Counting only lines that contain the string "value", how many are there in the data? Say the number alone.
[THE INPUT Boundary: Start]
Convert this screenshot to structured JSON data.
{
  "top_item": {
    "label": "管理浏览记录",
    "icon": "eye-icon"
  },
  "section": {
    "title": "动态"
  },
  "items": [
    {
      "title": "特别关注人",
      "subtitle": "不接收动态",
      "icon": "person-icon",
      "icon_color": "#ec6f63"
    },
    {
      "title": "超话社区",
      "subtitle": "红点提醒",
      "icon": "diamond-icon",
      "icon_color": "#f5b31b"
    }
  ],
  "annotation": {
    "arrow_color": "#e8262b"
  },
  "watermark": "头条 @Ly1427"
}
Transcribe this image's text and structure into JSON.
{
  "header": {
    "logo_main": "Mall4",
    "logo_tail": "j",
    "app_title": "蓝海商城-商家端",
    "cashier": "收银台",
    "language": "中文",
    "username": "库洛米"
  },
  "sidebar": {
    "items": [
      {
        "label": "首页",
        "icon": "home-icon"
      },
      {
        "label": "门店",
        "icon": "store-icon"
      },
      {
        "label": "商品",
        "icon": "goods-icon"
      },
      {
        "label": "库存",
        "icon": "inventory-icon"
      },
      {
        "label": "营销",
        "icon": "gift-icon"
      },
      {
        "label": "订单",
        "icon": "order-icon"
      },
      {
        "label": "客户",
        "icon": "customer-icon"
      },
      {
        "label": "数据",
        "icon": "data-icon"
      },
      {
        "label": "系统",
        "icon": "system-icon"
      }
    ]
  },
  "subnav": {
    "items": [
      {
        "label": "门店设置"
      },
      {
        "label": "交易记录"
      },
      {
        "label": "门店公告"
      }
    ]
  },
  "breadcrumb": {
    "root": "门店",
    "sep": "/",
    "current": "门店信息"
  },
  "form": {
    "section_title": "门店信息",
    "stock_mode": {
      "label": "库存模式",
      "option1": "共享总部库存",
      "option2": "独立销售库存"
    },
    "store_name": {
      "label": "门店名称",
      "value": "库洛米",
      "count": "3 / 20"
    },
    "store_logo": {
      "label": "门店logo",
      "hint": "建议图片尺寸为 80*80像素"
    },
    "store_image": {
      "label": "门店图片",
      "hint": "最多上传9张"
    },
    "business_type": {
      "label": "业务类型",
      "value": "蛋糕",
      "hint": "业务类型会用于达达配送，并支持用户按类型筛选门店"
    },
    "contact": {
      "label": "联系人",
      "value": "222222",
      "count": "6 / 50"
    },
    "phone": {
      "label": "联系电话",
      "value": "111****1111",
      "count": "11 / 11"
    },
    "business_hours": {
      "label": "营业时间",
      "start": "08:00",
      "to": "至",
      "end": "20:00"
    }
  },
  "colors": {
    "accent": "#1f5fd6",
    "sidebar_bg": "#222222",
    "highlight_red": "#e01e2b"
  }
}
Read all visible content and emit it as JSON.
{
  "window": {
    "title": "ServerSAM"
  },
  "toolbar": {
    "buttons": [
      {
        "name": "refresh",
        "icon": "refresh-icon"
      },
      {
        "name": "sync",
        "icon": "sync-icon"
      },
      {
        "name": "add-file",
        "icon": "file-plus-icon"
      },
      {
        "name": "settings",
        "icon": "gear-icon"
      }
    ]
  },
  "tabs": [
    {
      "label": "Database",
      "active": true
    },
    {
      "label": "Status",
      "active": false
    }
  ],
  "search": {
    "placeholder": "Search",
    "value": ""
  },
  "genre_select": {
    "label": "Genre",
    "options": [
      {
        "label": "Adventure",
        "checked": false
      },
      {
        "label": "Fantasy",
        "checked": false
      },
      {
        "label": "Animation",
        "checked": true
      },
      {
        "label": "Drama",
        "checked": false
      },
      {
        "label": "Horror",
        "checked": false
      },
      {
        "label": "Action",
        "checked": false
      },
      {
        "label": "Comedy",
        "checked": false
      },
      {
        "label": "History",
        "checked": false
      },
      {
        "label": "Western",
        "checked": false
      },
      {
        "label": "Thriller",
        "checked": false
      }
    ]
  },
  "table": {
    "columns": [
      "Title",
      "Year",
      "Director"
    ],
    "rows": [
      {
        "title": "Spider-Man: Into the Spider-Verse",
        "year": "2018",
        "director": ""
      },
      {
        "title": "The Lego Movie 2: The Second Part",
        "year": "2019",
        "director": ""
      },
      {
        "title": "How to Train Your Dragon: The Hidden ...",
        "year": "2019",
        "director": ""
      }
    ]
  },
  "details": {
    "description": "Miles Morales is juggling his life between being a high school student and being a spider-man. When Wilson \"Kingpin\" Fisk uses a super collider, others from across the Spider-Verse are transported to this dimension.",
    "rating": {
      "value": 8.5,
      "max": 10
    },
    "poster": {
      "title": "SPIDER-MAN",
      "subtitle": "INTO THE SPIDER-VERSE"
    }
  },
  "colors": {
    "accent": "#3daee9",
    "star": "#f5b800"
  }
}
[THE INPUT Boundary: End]
** FINISHED EXERCISE **
6